For many companies, consumer behavior (why shoppers buy, or don’t buy, specific products) is a guessing game. As a matter of fact, consumer preferences are hard to predict – and that’s because people’s shopping behavior is highly irrational. Even if you products are better and cheaper than the competition, people might still buy a different item – possibly a worse one - just because their friends have it.
How can you reach your target consumers?
Psychology can help us make sense of consumer behavior. Consumer psychology studies how and why people buy specific goods and services, trying to create rules explaining how consumer behavior works. We can use this knowledge to create more effective and memorable marketing messages.
Say the important stuff first - or last
People tend to recall information that is presented first and last better than information which is presented in the middle. This is what is called serial position effect. How to use it? In your website, put the most important links – the ones you want people to click on – at the top and bottom of the menu. If you list features and offers in your ads, make sure to put the most attractive ones (the ones you want people to remember) first and last.
Shift the momentum
According to psychologists, once people make a purchase in a store they are more likely to make more purchases. Apparently, an initial purchase can trigger a “shopping mindset”. This is called shopping momentum effect. How to use it? Present great deals in your front-of-store displays. Put popular but not too expensive items – like candy or newspapers - by the entrance. Brands like Sephora carefully design their in-store environments to entice browsers to buy. For example, the shopper’s path throughout the store is lined with displays of small, inexpensive beauty products, easy purchases which are meant to lead to more consistent ones.

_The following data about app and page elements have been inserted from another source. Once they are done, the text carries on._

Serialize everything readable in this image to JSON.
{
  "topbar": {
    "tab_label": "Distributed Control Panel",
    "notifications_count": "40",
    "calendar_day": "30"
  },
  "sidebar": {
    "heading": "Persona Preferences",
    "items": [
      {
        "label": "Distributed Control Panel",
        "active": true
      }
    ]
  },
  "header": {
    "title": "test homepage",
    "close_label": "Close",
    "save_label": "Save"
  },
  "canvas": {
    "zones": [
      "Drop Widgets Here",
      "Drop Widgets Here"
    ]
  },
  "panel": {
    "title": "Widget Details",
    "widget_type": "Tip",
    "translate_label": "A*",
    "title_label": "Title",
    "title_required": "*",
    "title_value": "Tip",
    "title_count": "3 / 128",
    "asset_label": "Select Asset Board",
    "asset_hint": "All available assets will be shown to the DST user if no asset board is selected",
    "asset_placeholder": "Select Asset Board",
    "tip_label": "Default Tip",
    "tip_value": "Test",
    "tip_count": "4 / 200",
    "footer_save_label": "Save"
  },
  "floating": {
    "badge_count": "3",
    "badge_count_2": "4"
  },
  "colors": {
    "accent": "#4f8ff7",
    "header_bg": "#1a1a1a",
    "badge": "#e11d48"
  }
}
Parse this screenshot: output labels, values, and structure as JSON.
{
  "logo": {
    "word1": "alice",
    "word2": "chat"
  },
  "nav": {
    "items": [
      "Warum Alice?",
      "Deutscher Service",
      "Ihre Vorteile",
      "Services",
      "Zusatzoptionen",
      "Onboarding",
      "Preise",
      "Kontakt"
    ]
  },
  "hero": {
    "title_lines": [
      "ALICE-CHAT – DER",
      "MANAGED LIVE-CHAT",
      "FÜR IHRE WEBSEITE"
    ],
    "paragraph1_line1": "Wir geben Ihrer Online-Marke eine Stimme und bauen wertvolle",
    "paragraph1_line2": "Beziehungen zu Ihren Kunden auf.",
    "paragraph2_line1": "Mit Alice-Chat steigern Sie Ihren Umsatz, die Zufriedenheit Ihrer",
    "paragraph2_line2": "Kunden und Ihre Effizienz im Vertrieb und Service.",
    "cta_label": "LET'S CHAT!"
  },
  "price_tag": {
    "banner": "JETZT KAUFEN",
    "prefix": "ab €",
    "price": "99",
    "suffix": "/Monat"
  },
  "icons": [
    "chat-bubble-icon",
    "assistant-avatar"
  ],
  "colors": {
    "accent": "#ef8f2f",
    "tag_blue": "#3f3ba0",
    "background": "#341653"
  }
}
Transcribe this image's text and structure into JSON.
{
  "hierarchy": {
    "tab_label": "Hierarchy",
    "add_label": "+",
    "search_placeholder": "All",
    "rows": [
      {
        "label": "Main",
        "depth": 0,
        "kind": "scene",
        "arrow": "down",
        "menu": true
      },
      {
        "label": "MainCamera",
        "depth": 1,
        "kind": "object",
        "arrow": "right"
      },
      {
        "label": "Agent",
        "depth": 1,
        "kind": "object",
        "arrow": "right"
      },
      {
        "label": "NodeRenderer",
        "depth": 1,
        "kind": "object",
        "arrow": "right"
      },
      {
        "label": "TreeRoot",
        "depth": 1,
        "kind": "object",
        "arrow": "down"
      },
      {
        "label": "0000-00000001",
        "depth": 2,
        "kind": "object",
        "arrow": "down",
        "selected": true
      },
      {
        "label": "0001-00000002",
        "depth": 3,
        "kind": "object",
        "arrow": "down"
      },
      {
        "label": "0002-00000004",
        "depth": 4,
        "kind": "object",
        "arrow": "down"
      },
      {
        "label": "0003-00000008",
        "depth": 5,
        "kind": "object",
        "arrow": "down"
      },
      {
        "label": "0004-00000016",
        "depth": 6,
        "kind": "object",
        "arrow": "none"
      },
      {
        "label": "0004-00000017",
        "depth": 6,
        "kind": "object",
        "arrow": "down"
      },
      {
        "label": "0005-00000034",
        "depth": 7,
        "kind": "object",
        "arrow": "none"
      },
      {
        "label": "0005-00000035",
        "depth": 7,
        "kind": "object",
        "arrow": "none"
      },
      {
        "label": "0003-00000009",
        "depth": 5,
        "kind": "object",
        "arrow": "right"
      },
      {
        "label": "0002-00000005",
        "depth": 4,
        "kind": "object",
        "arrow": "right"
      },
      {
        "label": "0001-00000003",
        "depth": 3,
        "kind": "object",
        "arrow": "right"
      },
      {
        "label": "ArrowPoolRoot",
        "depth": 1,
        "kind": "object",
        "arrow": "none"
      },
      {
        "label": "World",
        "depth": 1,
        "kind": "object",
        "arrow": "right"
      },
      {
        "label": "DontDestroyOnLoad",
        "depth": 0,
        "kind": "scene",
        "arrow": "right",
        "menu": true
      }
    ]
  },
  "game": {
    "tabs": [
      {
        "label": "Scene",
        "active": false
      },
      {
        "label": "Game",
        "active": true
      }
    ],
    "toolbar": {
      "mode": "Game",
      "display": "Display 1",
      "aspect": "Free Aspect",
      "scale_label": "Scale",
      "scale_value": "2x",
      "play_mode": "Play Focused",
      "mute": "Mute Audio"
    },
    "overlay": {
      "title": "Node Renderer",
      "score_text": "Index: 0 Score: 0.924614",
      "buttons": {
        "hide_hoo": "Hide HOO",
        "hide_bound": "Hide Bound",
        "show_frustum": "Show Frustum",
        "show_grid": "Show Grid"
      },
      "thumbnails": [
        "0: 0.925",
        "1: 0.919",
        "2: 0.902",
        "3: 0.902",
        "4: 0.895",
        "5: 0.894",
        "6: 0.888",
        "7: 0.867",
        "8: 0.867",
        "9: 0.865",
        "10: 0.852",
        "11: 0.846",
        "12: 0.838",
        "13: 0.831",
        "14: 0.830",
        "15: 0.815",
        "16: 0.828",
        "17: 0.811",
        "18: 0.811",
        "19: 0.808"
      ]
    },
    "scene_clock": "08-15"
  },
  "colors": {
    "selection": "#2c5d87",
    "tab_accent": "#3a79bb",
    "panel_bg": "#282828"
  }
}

Focus on scarcity
People value things differently based on how common or scarce they perceive them to be. The rarer a product, service or opportunity, the more valuable it appears. How to use it? Centre your advertising on your key product’s popularity - they are selling like hot cakes, few left in store! Make sure, though, not to overuse the scarcity principle. According to psychologists, when a product that used to be perceived as rare becomes common, it risks losing all its perceived value.
Messages that elicit emotions are easier to remember. People make irrational decisions, so there’s no point is enumerating features and functions in your ads. Get to people’s guts, and you will have them hooked. How to use it? Marketers have traditionally focused on two emotions: fear and greed. Pose a problem (you are losing out! You need to move fast to avoid failure), and show the answer (this product or service is your great opportunity to succeed – don’t miss it!). Aside from fear and greed, there are many other emotions which give good response. From curiosity, to guilt, to joy, altruism, exclusivity, and more. Pick the right type of messaging for your brand, but make sure not to focus too much on negative emotions, or you might risk scaring potential customers away. If you want to reach your consumers, design your marketing strategy accurately: pay attention to what motivates your customers, and frame your messages the right way.